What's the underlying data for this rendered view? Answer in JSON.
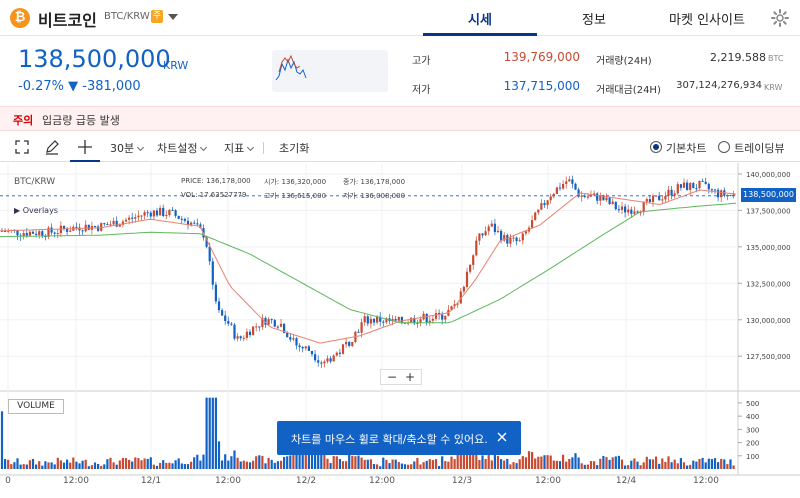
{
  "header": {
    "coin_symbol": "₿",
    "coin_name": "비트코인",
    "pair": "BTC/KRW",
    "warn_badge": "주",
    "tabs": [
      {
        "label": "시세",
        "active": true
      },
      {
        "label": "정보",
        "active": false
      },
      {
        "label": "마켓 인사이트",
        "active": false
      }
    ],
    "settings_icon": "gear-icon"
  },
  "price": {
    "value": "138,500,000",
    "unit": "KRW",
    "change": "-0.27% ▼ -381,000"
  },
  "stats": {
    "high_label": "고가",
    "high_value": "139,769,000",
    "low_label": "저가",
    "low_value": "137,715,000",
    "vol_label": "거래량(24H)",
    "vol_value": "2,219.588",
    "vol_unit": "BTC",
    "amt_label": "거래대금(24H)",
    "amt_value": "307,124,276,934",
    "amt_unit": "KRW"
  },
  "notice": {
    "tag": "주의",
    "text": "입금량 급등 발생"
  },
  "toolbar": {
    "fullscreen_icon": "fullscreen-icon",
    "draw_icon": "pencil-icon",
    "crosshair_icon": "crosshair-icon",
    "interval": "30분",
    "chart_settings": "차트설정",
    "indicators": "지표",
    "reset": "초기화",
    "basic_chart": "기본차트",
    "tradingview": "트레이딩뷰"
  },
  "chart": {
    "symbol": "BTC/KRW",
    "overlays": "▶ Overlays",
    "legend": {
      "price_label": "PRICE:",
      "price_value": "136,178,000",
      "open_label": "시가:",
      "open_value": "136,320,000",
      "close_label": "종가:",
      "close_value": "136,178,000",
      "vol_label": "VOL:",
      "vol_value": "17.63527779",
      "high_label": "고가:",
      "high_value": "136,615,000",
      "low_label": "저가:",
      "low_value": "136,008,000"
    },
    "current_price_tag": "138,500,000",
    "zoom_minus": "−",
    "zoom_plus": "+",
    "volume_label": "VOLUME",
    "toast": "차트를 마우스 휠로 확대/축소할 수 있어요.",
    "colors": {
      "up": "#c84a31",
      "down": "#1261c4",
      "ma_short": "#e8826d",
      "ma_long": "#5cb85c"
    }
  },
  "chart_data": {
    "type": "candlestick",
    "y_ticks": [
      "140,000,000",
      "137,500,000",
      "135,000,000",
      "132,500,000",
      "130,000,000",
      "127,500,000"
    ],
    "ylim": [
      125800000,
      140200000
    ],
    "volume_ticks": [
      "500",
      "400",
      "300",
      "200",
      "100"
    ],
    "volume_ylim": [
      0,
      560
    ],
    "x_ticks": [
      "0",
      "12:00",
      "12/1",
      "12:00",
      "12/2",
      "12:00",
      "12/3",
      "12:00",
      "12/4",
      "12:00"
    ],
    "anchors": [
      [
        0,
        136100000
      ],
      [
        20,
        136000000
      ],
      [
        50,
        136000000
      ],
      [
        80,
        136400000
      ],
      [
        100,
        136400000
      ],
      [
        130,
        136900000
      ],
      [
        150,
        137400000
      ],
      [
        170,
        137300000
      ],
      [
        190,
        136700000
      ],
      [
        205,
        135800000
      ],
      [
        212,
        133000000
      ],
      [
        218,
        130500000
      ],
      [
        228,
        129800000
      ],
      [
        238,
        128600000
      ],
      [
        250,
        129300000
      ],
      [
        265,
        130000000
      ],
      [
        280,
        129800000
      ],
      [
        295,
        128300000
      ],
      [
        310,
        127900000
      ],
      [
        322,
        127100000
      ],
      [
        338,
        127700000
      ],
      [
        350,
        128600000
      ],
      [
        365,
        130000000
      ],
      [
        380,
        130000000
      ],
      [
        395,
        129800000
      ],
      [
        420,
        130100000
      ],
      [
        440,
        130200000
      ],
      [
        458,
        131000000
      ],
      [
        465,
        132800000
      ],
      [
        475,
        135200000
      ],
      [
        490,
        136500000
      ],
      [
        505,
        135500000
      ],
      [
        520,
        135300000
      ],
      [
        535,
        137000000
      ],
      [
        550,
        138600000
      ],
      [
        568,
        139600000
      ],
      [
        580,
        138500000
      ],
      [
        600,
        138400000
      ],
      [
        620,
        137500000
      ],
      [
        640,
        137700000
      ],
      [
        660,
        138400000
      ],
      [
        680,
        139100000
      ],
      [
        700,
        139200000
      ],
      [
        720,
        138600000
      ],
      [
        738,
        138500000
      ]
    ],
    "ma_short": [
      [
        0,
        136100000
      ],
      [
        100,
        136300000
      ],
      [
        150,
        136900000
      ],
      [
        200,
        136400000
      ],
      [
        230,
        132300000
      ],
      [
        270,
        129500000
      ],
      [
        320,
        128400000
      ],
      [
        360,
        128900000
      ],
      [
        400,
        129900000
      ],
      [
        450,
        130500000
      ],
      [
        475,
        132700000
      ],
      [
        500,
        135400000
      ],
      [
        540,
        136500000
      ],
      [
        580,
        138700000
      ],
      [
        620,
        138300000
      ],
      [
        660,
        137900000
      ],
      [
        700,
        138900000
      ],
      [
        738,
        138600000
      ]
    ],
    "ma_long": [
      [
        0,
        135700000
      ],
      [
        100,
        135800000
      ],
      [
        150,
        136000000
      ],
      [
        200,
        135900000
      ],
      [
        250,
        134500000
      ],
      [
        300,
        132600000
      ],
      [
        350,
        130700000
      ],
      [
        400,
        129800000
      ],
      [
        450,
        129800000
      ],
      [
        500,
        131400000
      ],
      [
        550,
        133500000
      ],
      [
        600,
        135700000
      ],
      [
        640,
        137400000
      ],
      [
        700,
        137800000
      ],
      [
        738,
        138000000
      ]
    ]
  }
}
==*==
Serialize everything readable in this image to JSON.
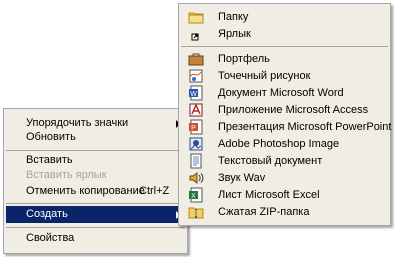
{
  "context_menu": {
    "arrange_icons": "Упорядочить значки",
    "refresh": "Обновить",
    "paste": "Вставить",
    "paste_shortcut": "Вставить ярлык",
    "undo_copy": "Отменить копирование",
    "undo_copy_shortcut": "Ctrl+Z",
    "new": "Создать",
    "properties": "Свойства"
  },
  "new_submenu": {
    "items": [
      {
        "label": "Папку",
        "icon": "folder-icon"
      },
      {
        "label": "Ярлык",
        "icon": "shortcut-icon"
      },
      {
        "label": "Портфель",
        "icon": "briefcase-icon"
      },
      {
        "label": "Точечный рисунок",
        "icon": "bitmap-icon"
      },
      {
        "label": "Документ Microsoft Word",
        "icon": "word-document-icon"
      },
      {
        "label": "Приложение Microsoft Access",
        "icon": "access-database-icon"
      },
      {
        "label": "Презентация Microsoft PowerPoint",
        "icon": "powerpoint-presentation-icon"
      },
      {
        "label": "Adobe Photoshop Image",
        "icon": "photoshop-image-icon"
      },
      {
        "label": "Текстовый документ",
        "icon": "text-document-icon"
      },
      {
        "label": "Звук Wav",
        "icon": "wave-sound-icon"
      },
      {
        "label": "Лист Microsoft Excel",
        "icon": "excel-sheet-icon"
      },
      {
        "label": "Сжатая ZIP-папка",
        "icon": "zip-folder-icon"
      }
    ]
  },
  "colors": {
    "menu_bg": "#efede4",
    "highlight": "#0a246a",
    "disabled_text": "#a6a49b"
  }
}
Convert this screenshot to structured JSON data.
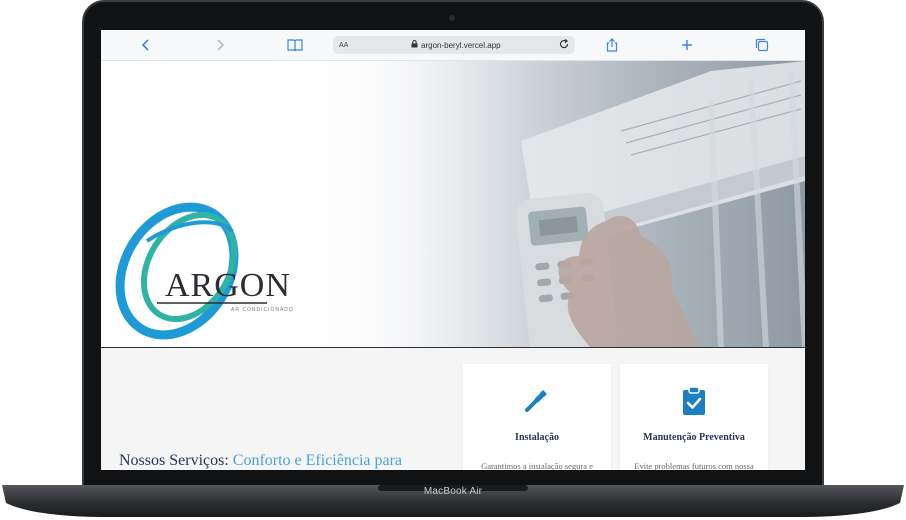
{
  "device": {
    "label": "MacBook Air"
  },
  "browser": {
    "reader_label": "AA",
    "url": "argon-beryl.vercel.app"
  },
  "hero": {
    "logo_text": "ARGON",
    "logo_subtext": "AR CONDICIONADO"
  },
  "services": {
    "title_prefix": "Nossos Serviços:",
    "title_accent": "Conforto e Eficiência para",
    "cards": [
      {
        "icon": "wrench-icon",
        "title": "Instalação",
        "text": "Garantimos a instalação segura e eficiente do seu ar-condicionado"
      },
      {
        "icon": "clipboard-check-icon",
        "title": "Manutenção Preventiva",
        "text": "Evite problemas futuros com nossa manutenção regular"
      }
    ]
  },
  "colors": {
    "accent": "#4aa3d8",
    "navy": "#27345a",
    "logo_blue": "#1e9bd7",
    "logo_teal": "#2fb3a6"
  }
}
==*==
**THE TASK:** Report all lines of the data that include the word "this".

**RESPONSE TO THE TASK:**
What's the underlying data for this rendered view? Answer in JSON.
Serialize everything readable in this image to JSON.
Convert this screenshot to structured JSON data.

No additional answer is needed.